    In May, he sacked his vice president and minister of forests after a scandal erupted over the smuggling of precious timber in the country, three-quarters of which is forested.

    Ten members of Gabon's political opposition, civil society and trade union movement have filed a suit requesting Bongo be assessed to see whether he is medically fit to continue in office.

    A lower court dismissed the case in May, saying that only the two houses of parliament, or the Constitutional Court acting at the behest of the government, were empowered to determine whether the president was unfit.

    But the Court of Appeal on Monday said it would hear an appeal by the plaintiffs and set a date for it -August 26.

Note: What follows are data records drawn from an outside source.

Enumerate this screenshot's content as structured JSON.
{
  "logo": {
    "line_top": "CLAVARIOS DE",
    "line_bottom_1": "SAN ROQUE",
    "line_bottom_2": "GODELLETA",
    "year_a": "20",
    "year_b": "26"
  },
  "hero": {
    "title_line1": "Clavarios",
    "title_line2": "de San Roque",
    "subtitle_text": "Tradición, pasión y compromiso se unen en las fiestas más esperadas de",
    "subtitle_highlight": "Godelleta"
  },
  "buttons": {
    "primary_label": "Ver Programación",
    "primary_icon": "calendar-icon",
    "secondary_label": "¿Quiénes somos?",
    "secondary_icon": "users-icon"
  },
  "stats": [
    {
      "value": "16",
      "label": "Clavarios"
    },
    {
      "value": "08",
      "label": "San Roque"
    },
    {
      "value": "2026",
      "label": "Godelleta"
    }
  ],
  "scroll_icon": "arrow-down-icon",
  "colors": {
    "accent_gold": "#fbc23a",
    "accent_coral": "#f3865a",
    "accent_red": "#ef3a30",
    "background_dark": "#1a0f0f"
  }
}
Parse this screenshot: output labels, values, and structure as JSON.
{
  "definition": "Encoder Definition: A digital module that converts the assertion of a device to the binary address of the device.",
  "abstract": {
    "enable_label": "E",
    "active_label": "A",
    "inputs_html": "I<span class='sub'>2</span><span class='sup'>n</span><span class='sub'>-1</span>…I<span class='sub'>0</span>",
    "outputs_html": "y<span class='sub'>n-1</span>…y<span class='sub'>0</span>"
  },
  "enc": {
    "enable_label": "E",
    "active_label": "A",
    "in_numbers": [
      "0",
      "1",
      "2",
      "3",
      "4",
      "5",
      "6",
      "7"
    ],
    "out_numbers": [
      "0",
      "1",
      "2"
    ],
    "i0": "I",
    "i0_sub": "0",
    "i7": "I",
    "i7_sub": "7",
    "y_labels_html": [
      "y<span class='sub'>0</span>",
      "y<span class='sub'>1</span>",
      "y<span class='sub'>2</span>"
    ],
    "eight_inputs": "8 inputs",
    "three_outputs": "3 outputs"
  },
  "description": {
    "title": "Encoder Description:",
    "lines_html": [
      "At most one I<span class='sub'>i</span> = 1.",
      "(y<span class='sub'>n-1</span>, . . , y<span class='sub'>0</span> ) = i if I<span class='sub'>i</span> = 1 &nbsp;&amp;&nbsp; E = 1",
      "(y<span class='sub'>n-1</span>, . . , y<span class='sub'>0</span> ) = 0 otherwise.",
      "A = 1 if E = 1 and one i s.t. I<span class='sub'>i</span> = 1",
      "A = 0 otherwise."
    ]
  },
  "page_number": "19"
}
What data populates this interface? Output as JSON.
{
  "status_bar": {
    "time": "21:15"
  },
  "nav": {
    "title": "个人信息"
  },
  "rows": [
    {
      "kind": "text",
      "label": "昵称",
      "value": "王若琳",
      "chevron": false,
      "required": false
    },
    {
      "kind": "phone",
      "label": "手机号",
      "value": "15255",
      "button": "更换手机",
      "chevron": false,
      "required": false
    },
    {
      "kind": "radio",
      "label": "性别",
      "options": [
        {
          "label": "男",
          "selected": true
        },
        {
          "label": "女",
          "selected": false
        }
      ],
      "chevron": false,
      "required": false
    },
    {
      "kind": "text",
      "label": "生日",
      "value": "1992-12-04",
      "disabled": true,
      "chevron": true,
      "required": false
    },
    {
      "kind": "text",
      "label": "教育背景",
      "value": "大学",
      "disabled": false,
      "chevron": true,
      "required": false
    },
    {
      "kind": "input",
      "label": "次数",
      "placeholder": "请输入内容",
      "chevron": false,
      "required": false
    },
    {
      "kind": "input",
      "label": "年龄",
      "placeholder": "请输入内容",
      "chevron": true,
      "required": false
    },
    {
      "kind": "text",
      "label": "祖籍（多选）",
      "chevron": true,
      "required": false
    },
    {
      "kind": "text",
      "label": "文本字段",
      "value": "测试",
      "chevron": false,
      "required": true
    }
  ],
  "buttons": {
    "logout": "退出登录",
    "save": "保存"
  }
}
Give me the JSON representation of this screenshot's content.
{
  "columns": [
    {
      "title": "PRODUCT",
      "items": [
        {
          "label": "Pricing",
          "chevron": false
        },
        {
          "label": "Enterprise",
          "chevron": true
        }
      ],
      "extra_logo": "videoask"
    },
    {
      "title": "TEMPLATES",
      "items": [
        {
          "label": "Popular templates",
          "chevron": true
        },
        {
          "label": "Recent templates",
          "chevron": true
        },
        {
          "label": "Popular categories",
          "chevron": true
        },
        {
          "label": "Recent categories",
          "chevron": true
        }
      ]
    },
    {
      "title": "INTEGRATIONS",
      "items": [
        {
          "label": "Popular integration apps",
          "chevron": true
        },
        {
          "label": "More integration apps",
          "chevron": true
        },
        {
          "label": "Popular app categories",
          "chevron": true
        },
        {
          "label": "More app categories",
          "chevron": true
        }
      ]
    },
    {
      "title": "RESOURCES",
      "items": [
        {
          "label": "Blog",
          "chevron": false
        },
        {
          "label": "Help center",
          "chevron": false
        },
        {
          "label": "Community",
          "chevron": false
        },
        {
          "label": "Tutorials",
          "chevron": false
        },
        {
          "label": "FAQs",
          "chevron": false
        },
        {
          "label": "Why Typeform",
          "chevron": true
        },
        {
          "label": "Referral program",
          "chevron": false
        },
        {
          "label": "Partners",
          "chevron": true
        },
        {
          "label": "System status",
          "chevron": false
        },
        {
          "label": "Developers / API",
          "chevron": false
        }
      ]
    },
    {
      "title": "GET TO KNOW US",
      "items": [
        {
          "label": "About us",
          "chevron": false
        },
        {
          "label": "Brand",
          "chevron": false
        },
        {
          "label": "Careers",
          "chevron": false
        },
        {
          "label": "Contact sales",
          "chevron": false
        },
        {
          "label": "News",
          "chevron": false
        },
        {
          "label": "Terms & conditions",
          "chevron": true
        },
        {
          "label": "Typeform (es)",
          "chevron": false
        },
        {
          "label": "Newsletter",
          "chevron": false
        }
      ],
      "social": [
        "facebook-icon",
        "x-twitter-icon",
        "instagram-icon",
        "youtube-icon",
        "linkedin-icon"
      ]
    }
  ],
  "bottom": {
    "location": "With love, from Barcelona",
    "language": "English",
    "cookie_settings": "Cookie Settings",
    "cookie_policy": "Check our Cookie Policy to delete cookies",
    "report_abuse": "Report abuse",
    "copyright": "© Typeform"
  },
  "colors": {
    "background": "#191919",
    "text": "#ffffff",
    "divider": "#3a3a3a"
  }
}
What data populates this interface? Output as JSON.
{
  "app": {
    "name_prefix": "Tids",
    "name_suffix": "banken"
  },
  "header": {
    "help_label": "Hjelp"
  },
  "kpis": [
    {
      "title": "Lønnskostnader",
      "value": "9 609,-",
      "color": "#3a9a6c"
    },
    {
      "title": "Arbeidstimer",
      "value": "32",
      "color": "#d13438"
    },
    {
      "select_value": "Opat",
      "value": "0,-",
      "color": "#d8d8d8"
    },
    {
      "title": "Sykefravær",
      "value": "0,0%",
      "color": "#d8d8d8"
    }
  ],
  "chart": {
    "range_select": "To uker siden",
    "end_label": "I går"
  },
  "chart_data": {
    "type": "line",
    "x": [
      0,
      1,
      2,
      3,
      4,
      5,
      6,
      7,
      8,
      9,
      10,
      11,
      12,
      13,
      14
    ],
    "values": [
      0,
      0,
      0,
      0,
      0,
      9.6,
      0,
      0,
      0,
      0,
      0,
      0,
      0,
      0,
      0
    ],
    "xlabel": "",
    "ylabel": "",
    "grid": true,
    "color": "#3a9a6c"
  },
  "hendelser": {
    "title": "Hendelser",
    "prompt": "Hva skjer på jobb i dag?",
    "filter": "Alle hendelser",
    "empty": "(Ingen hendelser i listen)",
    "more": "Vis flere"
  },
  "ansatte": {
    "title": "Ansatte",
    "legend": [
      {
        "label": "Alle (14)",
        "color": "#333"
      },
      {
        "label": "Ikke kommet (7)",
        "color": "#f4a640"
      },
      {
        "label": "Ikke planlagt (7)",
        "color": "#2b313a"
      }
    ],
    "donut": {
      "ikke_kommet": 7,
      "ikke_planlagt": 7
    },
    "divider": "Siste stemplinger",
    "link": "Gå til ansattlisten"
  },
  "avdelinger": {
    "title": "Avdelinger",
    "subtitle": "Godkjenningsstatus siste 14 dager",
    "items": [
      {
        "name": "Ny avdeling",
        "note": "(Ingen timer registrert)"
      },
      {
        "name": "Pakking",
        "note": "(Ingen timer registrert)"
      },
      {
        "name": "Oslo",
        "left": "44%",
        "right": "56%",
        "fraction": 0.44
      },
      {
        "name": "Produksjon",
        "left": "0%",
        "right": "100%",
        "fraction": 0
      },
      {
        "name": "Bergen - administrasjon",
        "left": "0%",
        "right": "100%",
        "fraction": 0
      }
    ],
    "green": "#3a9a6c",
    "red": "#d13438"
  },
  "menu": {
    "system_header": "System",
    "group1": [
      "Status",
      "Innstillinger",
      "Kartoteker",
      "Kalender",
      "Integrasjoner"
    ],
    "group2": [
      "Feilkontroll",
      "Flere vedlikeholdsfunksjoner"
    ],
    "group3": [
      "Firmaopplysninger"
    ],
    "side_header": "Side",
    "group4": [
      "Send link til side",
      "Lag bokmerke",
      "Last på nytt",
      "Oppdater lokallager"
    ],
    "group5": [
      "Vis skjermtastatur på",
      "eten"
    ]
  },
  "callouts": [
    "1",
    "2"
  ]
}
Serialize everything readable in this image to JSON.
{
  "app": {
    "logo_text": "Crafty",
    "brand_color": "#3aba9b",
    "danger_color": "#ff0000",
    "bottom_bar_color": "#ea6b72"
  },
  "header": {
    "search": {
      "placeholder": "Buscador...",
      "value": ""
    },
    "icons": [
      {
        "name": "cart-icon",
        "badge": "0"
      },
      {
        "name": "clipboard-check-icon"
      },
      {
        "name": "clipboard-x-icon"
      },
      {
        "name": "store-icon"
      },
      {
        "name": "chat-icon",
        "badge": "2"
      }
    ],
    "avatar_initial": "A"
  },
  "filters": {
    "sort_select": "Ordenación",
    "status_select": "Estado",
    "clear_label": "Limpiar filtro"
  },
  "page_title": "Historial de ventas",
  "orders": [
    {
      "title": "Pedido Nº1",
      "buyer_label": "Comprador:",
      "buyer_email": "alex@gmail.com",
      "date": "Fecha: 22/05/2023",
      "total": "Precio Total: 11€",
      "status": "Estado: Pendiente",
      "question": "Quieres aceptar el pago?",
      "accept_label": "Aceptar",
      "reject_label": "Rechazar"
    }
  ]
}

    Bongo is scheduled to make a televised speech on Friday evening and then attend on Saturday an annual military parade to mark the country's independence.

    Opposition figures have urged the public to turn out in large numbers on Saturday to gain a closer look at his health.

    Bongo took office after an election in 2009 that followed the death of his father, former president Omar Bongo, who became head of state in 1967

    In 2016, he was narrowly re-elected for a second term by a few thousand votes, defeating opposition challenger Jean Ping after a campaign marred by bloody clashes and allegations of voter fraud.

    SOURCE: Al Jazeera and news agencies